When you’re ready to buy a home or a car or finance a business, you’ll need to take out a loan. But before you do, it’s important to understand how debts work and what they will cost you. See more about personal finance on this page here.
When you take out a loan, you borrow money from a lender and agree to pay it back over time, with interest. The interest rate is the cost of borrowing money, and it is expressed as a percentage of the total amount. The higher the rate, the more you will pay in interest over the life of the loan.
Examples and Definitions of Payments
After receiving the funds from the financiers, the amount that has been transferred to your bank account is called the principal. The lender will then add interest according to what you’ve agreed on, and you need to return the owed amount for a set number of months, or it could be years. A large debt is the result of higher interest and longer repayment terms. The calculation is usually as follows:
Interest-Only: There’s an option to reimburse only the interest for several years, and there’s no need to give back the principal amount when you can’t afford it. Some lenders will still require the same interest rate even if you’ve already made some progress toward the principal amount.
Amortizing: This is when the payment goes toward both the interest and the principal. The monthly amortizations are generally fixed. In the beginning, the deposited funds are only focused on about 70% of the interest, and at the end of a one or five-year debt, this can change, but you’re essentially paying the same amount, which can be easier on a budget.
Credit Cards: The cards have a limit that can be used if you can pay the interest on or before the due date. When you’re late, the penalties and interest rates are going to the next month, and before you know it, you might find yourself in a debt pit that can be harder to get out of.
How are the Calculations Made?
If you’re looking to calculate your loan payments and costs, there are a few things you’ll need to consider. The first step is to know the loan amount, the interest rate, and the repayment term.
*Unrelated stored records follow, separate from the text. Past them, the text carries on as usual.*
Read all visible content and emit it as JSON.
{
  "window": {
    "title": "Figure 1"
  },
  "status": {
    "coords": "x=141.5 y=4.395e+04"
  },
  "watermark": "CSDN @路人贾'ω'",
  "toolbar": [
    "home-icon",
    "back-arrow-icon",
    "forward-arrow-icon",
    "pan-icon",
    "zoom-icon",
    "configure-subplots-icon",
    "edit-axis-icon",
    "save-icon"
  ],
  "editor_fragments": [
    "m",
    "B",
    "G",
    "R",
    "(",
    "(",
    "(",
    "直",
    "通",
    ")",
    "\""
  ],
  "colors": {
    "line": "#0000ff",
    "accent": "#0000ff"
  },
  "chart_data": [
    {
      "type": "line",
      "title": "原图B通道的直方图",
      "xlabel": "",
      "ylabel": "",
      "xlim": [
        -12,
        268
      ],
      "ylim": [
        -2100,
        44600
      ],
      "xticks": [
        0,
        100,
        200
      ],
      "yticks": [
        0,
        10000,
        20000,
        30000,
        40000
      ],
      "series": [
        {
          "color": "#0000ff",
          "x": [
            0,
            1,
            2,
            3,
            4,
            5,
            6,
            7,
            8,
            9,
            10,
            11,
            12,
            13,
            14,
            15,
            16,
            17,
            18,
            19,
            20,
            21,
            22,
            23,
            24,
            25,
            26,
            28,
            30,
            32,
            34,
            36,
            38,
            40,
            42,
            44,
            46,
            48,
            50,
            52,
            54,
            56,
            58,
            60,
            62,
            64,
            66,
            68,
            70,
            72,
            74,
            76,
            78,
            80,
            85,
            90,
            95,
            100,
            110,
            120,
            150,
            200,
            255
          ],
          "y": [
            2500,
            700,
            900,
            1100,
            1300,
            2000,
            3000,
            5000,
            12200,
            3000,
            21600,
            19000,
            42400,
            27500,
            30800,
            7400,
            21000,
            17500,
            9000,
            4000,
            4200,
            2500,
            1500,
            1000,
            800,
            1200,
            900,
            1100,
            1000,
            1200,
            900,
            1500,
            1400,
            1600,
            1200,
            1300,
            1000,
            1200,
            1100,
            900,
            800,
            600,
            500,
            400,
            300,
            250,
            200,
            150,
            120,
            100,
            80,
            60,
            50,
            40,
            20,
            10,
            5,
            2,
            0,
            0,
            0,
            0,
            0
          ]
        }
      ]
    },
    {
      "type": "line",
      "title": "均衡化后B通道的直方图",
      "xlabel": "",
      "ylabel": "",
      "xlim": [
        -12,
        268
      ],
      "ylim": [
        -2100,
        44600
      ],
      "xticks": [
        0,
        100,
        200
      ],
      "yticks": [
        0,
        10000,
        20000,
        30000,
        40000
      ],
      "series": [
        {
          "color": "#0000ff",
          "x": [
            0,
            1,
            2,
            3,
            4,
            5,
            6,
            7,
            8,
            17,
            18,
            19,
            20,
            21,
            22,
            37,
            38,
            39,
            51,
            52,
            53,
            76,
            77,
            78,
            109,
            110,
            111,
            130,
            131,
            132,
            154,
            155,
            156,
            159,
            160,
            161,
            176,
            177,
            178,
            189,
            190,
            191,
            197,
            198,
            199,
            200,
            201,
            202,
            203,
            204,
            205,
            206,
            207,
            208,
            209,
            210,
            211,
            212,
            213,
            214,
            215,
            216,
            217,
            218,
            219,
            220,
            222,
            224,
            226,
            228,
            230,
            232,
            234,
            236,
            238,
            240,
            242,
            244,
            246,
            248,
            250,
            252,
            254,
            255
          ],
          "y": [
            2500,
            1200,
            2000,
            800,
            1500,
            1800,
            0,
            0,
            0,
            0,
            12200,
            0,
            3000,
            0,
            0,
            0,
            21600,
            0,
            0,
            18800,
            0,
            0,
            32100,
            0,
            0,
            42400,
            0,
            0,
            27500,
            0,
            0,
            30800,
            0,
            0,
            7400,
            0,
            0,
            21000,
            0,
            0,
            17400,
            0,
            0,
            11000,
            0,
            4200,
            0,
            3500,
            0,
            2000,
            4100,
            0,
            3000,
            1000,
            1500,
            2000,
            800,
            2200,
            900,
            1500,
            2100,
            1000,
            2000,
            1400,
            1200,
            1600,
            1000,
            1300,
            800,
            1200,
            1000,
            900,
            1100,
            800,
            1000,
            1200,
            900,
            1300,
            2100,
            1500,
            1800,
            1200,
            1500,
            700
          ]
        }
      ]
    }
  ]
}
You can use a lånekalkulator forbrukslån to input these factors and calculate your monthly payment. Check the figures and quickly calculate to see if you can afford the overall amount and monthly dues before signing anything.
Another thing to do is to factor in any additional costs associated with the loan, such as early payment fee and origination costs. These will add to your overall cost of borrowing and should be considered when budgeting for your bills.
Remember that your monthly dues may vary depending on the type of debt you have. For example, adjustable-rate loans typically have lower payments initially but can increase over time if interest rates rise. So be sure to read all the terms and ask questions.
What to Do?
As mentioned, the interest rate is the amount of money the lender charges you for borrowing. The term is how long you have to repay the full amount. The monthly payment is how much you have to give back on every due date.
To calculate the total cost of what you will owe, you need to determine the interest rates first. For example, you could borrow $10,000 with a 10% interest rate for 1 year. The total amount will be $11,000, including the rate. You need to divide the $11,000 into 12 separate payments, giving you about $917. For those with an excellent credit score, the figure can be as low as $879, while those with poor histories might be required to pay about $974 each month.
Overall, this is only a simplification, and the figures are different for each financier. Some will give rebates for early payments, while others might impose penalties. Get more info about these early payment discounts when you click this site: https://www.accountingcoach.com/blog/what-is-an-early-payment-discount.
Comparison and Options
When you compare offers from multiple lenders, you should look at more than just the interest rate. You must also consider the loan term, minimum payments, fees, and other factors.
The interest rate is important, but there are other things to consider when you’re in the market. The term is how long you have to repay the money owed, which can affect your monthly budget and the total cost of what you’ve borrowed. A shorter term will have a lower rate but a higher monthly due. On the other hand, the ones that will take years to get repaid will have a higher interest rate but a lower monthly payment.
Minimum payments are usually fixed, so they won’t change even if your interest rate goes up. But remember that going only with the minimum amount will only make your debt last longer, and you’ll have more interest overall.
Fees can vary greatly from one lender to another, so be sure to compare them carefully. Some of the most common ones include origination fees, late payments, and prepayment penalties.
When you compare loans, think about more than just the additional fees and the length of the term. Consider all of the features of each offer before making a decision.
When to Refinance?
If you’re considering refinancing your loan, there are a few things to remember. Know that timing is important since you’ll want to refinance when market interest rates are low.
Be clear with your goals for refinancing. Are you looking to lower your monthly payments or repay your loan faster? Finally, make sure you compare the costs of refinancing with the savings you’ll achieve, and it may only sometimes be worth it to refinance.
Now that you know how to calculate loan payments and costs, you can be sure that you’re getting the best deal possible on your next loan. By understanding the true cost of borrowing, you can make an informed decision about which offer is right for you. Whether you’re looking for a new car or a new home, being able to calculate loan payments and costs will help you get the best deal possible.